SARS-CoV-2 Spike Protein Induces Hemagglutination: Implications for COVID-19 Morbidities and Therapeutics and for Vaccine Adverse Effects

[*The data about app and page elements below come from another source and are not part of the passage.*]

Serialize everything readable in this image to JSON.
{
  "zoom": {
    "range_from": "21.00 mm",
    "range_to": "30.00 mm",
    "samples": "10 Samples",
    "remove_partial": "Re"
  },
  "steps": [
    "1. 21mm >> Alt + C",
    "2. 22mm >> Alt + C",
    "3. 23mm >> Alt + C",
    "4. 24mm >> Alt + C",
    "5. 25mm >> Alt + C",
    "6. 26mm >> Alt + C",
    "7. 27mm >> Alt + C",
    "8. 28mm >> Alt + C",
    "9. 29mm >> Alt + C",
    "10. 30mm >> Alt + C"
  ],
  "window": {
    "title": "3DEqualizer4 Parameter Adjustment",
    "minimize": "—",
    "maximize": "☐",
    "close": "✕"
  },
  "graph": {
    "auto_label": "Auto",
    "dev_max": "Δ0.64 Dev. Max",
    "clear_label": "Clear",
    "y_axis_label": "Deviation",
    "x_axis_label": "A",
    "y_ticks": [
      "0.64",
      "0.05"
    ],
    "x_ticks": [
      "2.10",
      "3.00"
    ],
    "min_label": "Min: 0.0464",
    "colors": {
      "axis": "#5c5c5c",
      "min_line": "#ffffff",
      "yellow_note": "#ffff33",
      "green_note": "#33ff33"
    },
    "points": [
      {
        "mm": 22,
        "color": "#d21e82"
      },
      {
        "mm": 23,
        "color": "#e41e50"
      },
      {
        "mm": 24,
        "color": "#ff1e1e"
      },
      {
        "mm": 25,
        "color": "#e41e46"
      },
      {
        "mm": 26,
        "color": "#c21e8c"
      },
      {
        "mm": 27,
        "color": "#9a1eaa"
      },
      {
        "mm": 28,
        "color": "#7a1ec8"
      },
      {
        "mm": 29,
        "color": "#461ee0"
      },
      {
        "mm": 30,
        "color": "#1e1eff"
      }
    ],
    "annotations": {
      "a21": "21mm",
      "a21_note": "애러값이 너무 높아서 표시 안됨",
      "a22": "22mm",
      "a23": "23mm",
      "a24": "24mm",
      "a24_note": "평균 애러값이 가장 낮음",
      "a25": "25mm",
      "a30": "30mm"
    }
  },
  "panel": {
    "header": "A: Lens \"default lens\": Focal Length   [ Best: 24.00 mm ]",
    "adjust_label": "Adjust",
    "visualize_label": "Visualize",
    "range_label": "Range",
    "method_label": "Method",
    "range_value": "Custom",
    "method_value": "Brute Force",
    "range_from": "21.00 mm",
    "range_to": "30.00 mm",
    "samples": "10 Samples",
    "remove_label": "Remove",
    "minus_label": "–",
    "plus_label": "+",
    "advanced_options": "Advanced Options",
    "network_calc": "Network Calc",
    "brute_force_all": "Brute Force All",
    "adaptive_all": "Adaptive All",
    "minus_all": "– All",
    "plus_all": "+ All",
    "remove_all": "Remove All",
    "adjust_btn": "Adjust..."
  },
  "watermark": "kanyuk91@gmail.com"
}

Experimental findings for SARS-CoV-2 related to the glycan biochemistry of coronaviruses indicate that attachments from spike protein to glycoconjugates on the surfaces of red blood cells (RBCs), other blood cells and endothelial cells are key to the infectivity and morbidity of COVID-19. To provide further insight into these glycan attachments and their potential clinical relevance, the classic hemagglutination (HA) assay was applied using spike protein from the Wuhan, Alpha, Delta and Omicron B.1.1.529 lineages of SARS-CoV-2 mixed with human RBCs. The electrostatic potential of the central region of spike protein from these four lineages was studied through molecular modeling simulations. Inhibition of spike protein-induced HA was tested using the macrocyclic lactone ivermectin (IVM), which is indicated to bind strongly to SARS-CoV-2 spike protein glycan sites. The results of these experiments were, first, that spike protein from these four lineages of SARS-CoV-2 induced HA. Omicron induced HA at a significantly lower threshold concentration of spike protein than the three prior lineages and was much more electropositive on its central spike protein region. IVM blocked HA when added to RBCs prior to spike protein and reversed HA when added afterward. These results validate and extend prior findings on the role of glycan bindings of viral spike protein in COVID-19. They furthermore suggest therapeutic options using competitive glycan-binding agents such as IVM and may help elucidate rare serious adverse effects (AEs) associated with COVID-19 mRNA vaccines, which use spike protein as the generated antigen.